WORK ITEM: Present the following entries again, word for word and in full.

[Extracted records]
*** Begin section ***
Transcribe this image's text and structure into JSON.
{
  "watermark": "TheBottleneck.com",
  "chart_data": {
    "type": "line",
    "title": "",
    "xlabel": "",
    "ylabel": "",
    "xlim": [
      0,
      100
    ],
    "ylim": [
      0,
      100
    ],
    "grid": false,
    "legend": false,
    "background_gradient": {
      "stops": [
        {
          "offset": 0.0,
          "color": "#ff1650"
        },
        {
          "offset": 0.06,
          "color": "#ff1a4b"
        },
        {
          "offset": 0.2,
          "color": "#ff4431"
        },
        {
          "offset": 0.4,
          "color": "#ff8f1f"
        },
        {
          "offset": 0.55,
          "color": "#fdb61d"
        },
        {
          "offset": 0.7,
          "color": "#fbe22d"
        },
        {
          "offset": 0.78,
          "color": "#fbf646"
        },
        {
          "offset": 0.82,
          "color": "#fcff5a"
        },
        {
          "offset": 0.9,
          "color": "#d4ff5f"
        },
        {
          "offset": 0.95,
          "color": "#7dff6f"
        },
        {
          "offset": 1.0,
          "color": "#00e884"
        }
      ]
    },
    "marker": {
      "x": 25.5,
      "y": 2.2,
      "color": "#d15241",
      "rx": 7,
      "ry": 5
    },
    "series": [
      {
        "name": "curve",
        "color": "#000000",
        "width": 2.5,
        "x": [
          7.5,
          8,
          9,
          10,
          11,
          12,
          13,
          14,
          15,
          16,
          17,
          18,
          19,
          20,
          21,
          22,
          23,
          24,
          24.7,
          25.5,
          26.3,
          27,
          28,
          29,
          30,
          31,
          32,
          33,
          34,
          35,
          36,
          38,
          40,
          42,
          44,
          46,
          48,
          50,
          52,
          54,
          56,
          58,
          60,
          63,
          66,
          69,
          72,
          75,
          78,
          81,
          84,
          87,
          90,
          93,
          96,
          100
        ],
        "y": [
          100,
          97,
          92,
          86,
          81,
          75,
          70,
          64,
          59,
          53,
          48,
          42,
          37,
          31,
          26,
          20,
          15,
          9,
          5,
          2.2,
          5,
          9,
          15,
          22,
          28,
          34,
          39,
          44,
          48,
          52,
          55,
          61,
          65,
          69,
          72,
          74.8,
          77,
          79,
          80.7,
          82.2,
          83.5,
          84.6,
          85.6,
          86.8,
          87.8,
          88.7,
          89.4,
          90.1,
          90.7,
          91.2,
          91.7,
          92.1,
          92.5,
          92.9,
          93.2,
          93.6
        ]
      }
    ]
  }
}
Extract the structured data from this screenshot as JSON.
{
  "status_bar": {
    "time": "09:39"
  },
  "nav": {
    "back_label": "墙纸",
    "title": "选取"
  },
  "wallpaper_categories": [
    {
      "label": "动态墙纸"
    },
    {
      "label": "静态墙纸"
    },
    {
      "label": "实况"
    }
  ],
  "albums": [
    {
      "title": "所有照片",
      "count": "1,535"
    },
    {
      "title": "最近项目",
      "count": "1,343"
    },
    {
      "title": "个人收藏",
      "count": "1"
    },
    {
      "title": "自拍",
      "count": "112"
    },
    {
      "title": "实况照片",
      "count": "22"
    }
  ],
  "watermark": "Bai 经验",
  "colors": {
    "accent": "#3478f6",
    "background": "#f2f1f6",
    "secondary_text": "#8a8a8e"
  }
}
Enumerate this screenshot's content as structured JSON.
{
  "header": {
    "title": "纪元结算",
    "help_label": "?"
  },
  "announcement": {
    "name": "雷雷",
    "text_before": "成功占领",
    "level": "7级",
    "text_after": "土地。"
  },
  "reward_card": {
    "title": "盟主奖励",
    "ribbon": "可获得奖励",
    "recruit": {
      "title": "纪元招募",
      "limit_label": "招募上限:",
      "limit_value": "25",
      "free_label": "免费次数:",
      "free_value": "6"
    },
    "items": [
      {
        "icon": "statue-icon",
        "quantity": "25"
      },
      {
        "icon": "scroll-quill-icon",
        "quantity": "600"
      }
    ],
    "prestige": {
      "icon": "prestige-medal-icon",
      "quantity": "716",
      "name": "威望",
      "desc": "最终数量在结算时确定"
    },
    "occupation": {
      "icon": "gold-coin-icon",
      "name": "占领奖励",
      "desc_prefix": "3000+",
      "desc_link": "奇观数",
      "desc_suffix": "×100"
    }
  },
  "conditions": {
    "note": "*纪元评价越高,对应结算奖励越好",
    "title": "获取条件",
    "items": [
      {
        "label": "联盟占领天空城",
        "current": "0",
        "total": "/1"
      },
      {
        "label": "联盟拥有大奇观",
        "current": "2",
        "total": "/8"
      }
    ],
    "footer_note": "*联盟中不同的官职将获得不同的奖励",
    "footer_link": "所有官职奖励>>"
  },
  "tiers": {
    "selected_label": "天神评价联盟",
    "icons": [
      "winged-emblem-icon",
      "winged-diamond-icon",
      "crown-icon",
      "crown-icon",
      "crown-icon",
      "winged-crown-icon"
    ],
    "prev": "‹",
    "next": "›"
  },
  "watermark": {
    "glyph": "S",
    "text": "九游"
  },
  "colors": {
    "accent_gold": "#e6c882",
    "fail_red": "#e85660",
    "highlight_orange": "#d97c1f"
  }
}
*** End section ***
FINISHED EXERCISE:
Transcribe this image's text and structure into JSON.
{
  "watermark": "TheBottleneck.com",
  "chart_data": {
    "type": "line",
    "title": "",
    "xlabel": "",
    "ylabel": "",
    "xlim": [
      0,
      100
    ],
    "ylim": [
      0,
      100
    ],
    "grid": false,
    "legend": false,
    "background_gradient": {
      "stops": [
        {
          "offset": 0.0,
          "color": "#ff1650"
        },
        {
          "offset": 0.06,
          "color": "#ff1a4b"
        },
        {
          "offset": 0.2,
          "color": "#ff4431"
        },
        {
          "offset": 0.4,
          "color": "#ff8f1f"
        },
        {
          "offset": 0.55,
          "color": "#fdb61d"
        },
        {
          "offset": 0.7,
          "color": "#fbe22d"
        },
        {
          "offset": 0.78,
          "color": "#fbf646"
        },
        {
          "offset": 0.82,
          "color": "#fcff5a"
        },
        {
          "offset": 0.9,
          "color": "#d4ff5f"
        },
        {
          "offset": 0.95,
          "color": "#7dff6f"
        },
        {
          "offset": 1.0,
          "color": "#00e884"
        }
      ]
    },
    "marker": {
      "x": 25.5,
      "y": 2.2,
      "color": "#d15241",
      "rx": 7,
      "ry": 5
    },
    "series": [
      {
        "name": "curve",
        "color": "#000000",
        "width": 2.5,
        "x": [
          7.5,
          8,
          9,
          10,
          11,
          12,
          13,
          14,
          15,
          16,
          17,
          18,
          19,
          20,
          21,
          22,
          23,
          24,
          24.7,
          25.5,
          26.3,
          27,
          28,
          29,
          30,
          31,
          32,
          33,
          34,
          35,
          36,
          38,
          40,
          42,
          44,
          46,
          48,
          50,
          52,
          54,
          56,
          58,
          60,
          63,
          66,
          69,
          72,
          75,
          78,
          81,
          84,
          87,
          90,
          93,
          96,
          100
        ],
        "y": [
          100,
          97,
          92,
          86,
          81,
          75,
          70,
          64,
          59,
          53,
          48,
          42,
          37,
          31,
          26,
          20,
          15,
          9,
          5,
          2.2,
          5,
          9,
          15,
          22,
          28,
          34,
          39,
          44,
          48,
          52,
          55,
          61,
          65,
          69,
          72,
          74.8,
          77,
          79,
          80.7,
          82.2,
          83.5,
          84.6,
          85.6,
          86.8,
          87.8,
          88.7,
          89.4,
          90.1,
          90.7,
          91.2,
          91.7,
          92.1,
          92.5,
          92.9,
          93.2,
          93.6
        ]
      }
    ]
  }
}
Extract the structured data from this screenshot as JSON.
{
  "status_bar": {
    "time": "09:39"
  },
  "nav": {
    "back_label": "墙纸",
    "title": "选取"
  },
  "wallpaper_categories": [
    {
      "label": "动态墙纸"
    },
    {
      "label": "静态墙纸"
    },
    {
      "label": "实况"
    }
  ],
  "albums": [
    {
      "title": "所有照片",
      "count": "1,535"
    },
    {
      "title": "最近项目",
      "count": "1,343"
    },
    {
      "title": "个人收藏",
      "count": "1"
    },
    {
      "title": "自拍",
      "count": "112"
    },
    {
      "title": "实况照片",
      "count": "22"
    }
  ],
  "watermark": "Bai 经验",
  "colors": {
    "accent": "#3478f6",
    "background": "#f2f1f6",
    "secondary_text": "#8a8a8e"
  }
}
Enumerate this screenshot's content as structured JSON.
{
  "header": {
    "title": "纪元结算",
    "help_label": "?"
  },
  "announcement": {
    "name": "雷雷",
    "text_before": "成功占领",
    "level": "7级",
    "text_after": "土地。"
  },
  "reward_card": {
    "title": "盟主奖励",
    "ribbon": "可获得奖励",
    "recruit": {
      "title": "纪元招募",
      "limit_label": "招募上限:",
      "limit_value": "25",
      "free_label": "免费次数:",
      "free_value": "6"
    },
    "items": [
      {
        "icon": "statue-icon",
        "quantity": "25"
      },
      {
        "icon": "scroll-quill-icon",
        "quantity": "600"
      }
    ],
    "prestige": {
      "icon": "prestige-medal-icon",
      "quantity": "716",
      "name": "威望",
      "desc": "最终数量在结算时确定"
    },
    "occupation": {
      "icon": "gold-coin-icon",
      "name": "占领奖励",
      "desc_prefix": "3000+",
      "desc_link": "奇观数",
      "desc_suffix": "×100"
    }
  },
  "conditions": {
    "note": "*纪元评价越高,对应结算奖励越好",
    "title": "获取条件",
    "items": [
      {
        "label": "联盟占领天空城",
        "current": "0",
        "total": "/1"
      },
      {
        "label": "联盟拥有大奇观",
        "current": "2",
        "total": "/8"
      }
    ],
    "footer_note": "*联盟中不同的官职将获得不同的奖励",
    "footer_link": "所有官职奖励>>"
  },
  "tiers": {
    "selected_label": "天神评价联盟",
    "icons": [
      "winged-emblem-icon",
      "winged-diamond-icon",
      "crown-icon",
      "crown-icon",
      "crown-icon",
      "winged-crown-icon"
    ],
    "prev": "‹",
    "next": "›"
  },
  "watermark": {
    "glyph": "S",
    "text": "九游"
  },
  "colors": {
    "accent_gold": "#e6c882",
    "fail_red": "#e85660",
    "highlight_orange": "#d97c1f"
  }
}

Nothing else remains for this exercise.